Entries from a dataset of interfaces
_ _ _ _ _

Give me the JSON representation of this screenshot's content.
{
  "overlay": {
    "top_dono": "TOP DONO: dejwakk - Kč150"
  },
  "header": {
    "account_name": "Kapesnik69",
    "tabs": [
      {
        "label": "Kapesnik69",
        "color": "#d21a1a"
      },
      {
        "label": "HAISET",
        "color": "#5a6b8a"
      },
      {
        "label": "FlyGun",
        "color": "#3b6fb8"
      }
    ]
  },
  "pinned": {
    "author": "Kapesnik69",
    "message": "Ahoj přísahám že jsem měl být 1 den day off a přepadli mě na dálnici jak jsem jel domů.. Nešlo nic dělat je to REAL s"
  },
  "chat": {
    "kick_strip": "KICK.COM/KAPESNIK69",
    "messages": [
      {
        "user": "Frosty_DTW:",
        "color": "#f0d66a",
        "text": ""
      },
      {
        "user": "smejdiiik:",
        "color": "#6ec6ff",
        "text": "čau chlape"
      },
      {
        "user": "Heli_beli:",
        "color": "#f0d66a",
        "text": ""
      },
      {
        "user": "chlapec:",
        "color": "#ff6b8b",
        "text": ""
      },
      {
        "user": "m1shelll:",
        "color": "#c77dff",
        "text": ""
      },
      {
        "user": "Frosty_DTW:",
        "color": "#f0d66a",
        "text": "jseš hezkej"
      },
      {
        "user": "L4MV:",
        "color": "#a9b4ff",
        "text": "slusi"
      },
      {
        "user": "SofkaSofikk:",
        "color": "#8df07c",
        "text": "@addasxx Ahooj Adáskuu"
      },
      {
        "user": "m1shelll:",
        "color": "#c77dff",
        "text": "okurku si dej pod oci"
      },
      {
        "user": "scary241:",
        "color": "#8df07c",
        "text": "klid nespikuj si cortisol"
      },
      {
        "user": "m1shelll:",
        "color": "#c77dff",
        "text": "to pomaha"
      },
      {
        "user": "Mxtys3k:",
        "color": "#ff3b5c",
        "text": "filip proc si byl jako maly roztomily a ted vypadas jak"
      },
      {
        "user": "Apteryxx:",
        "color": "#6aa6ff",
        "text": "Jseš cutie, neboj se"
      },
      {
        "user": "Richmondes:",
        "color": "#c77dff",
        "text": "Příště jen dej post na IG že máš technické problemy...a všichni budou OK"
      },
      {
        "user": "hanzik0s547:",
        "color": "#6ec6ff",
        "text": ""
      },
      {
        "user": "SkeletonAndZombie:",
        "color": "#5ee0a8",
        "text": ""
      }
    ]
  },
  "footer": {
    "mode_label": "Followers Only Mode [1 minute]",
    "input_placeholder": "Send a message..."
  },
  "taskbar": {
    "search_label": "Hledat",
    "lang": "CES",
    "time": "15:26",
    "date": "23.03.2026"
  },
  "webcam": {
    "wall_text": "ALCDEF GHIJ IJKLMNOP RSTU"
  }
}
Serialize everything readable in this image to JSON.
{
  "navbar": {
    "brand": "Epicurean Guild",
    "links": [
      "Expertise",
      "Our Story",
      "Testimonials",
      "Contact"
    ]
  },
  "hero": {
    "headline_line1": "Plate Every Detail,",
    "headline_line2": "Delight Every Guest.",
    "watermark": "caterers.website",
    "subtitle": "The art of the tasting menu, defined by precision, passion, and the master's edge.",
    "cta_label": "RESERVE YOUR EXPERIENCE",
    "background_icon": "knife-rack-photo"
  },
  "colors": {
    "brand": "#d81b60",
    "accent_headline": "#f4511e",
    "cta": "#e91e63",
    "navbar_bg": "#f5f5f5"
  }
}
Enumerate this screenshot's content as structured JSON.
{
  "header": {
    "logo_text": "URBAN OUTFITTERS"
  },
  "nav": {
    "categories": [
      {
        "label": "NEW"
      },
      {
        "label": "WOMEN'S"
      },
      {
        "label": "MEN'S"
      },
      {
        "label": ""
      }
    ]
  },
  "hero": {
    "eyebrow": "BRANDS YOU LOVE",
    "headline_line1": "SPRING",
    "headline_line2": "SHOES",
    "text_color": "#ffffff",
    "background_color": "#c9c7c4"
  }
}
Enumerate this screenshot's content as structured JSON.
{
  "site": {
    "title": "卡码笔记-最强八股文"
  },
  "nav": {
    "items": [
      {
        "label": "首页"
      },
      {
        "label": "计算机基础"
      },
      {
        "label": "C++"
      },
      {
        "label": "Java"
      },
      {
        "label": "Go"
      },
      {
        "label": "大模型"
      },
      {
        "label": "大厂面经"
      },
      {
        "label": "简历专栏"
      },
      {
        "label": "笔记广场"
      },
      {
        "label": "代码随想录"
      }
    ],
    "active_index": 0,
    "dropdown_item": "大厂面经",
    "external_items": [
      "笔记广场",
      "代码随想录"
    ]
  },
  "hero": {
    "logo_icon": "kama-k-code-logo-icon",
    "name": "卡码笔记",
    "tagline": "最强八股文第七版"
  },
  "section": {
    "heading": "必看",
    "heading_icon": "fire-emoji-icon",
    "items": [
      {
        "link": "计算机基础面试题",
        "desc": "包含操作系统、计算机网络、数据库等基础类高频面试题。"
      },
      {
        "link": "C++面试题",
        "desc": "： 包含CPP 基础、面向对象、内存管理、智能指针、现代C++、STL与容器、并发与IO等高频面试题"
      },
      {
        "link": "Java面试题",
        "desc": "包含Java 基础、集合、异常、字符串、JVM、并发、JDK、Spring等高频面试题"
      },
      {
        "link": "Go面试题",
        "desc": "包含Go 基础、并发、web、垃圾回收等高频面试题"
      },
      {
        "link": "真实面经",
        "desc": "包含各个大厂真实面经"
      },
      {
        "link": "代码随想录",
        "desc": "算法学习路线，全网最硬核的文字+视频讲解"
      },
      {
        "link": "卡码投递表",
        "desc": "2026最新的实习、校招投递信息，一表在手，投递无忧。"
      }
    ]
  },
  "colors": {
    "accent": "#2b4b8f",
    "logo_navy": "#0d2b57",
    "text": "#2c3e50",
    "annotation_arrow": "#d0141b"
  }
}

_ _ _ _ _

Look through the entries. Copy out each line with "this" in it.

— TASK RESULT —
Give me the JSON representation of this screenshot's content.
Serialize everything readable in this image to JSON.
Enumerate this screenshot's content as structured JSON.
Enumerate this screenshot's content as structured JSON.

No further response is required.